**EXERCISE DETAILS**
A complete answer includes every line below with the word "image".

RECORD EXCERPTS section start

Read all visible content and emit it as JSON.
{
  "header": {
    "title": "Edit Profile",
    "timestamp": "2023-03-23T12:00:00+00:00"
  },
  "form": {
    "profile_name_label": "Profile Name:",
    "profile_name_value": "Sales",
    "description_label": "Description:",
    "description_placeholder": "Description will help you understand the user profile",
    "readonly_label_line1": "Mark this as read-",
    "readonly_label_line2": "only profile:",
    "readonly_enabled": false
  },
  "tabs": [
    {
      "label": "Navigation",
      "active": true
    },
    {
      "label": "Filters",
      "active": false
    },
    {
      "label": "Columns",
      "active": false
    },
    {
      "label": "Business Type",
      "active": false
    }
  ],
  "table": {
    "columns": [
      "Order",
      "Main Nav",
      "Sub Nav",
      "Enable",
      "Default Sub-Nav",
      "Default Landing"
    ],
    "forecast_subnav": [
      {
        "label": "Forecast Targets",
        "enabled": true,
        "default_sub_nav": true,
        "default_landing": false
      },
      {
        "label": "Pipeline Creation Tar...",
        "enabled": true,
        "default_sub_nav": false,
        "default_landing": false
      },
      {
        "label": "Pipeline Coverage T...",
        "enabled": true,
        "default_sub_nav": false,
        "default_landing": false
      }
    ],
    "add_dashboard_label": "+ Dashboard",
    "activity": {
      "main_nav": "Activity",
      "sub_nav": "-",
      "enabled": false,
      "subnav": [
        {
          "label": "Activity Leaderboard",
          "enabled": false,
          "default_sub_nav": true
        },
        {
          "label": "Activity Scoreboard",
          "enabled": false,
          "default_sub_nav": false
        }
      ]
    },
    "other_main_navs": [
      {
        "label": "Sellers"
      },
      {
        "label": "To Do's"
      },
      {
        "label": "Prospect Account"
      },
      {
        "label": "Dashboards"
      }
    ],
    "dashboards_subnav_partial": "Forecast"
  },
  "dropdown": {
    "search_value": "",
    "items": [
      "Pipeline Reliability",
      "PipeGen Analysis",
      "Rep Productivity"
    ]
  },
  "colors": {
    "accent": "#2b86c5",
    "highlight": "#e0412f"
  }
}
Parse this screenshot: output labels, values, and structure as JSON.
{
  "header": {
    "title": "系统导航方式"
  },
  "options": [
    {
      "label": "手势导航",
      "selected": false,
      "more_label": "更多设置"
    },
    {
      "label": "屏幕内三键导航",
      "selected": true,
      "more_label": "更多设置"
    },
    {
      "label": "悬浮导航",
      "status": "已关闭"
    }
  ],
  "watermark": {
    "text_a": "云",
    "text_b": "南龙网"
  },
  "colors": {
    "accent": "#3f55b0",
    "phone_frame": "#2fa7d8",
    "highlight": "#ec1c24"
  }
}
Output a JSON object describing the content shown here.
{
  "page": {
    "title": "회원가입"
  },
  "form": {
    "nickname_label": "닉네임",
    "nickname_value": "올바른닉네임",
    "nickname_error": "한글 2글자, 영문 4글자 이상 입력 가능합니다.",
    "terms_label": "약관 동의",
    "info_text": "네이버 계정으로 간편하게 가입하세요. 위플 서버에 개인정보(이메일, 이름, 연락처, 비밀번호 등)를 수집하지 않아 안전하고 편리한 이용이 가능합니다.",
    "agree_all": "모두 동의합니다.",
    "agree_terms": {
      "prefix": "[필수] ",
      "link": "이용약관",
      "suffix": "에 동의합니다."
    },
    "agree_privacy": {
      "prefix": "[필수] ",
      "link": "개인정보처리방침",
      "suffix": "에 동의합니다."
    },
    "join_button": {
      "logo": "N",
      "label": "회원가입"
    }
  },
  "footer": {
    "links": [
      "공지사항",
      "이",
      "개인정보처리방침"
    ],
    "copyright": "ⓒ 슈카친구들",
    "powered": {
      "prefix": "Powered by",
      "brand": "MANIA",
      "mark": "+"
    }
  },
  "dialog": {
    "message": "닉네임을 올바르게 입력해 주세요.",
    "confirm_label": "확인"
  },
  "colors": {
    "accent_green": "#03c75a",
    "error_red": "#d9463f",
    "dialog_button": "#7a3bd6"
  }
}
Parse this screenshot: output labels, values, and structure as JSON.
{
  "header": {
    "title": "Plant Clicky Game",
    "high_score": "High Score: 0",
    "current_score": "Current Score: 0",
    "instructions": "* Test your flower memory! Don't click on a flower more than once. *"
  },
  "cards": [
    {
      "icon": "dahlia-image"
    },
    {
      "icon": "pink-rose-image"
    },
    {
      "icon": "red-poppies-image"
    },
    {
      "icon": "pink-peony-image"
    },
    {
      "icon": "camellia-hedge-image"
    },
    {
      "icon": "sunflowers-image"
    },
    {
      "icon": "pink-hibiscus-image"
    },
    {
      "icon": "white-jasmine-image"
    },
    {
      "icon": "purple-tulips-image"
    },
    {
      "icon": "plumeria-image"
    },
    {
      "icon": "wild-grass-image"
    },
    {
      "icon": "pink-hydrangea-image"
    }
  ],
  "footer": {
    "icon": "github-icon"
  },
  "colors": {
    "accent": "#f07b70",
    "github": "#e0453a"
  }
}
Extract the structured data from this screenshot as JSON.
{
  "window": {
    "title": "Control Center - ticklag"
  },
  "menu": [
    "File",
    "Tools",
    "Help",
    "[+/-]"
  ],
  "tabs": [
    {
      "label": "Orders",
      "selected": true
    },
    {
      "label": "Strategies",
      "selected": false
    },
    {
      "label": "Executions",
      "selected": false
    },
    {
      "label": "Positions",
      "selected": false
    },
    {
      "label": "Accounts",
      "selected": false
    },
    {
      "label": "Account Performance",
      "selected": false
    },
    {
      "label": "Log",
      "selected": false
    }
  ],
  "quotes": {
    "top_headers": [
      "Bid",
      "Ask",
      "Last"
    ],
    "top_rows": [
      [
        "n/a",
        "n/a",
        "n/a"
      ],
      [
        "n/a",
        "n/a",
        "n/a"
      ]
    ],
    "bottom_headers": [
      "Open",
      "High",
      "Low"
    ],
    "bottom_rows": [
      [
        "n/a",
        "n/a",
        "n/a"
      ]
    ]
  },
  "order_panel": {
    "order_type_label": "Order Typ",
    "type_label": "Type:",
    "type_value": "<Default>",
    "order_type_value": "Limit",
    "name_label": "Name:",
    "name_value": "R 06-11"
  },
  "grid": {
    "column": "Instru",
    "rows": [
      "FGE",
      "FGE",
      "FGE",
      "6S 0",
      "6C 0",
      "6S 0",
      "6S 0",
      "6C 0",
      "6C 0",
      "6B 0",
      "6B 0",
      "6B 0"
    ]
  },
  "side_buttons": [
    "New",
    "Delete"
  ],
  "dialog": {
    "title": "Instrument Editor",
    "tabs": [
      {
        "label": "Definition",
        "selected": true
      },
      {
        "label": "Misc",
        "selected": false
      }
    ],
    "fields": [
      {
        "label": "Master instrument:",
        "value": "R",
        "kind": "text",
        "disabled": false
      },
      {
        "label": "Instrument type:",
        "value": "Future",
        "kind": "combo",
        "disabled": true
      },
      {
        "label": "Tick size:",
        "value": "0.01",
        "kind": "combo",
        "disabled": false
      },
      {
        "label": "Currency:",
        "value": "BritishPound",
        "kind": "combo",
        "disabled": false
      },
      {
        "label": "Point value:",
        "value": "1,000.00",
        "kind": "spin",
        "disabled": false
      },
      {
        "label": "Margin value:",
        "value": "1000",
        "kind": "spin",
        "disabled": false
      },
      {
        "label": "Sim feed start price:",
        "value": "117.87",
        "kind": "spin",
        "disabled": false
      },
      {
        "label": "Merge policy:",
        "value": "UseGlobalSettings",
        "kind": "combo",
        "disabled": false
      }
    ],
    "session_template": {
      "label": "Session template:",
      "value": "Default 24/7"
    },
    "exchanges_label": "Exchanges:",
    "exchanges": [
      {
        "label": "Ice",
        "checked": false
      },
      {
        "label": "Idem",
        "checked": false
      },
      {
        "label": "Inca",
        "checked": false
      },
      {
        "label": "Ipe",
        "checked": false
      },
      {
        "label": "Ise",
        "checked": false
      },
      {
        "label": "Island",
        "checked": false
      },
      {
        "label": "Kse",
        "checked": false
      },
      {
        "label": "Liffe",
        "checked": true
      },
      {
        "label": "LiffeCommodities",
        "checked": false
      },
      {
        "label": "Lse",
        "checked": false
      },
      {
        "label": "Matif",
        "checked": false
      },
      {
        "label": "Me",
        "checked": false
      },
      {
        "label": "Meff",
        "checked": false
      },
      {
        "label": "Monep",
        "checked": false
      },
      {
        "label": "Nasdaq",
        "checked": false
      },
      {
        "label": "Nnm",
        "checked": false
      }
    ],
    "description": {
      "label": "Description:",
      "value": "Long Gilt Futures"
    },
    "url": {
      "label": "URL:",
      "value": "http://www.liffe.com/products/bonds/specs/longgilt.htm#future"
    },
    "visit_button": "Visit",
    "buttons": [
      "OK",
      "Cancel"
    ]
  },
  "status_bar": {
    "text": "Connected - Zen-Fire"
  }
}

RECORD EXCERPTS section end

**EXPECTED ANSWER**
      "icon": "dahlia-image"
      "icon": "pink-rose-image"
      "icon": "red-poppies-image"
      "icon": "pink-peony-image"
      "icon": "camellia-hedge-image"
      "icon": "sunflowers-image"
      "icon": "pink-hibiscus-image"
      "icon": "white-jasmine-image"
      "icon": "purple-tulips-image"
      "icon": "plumeria-image"
      "icon": "wild-grass-image"
      "icon": "pink-hydrangea-image"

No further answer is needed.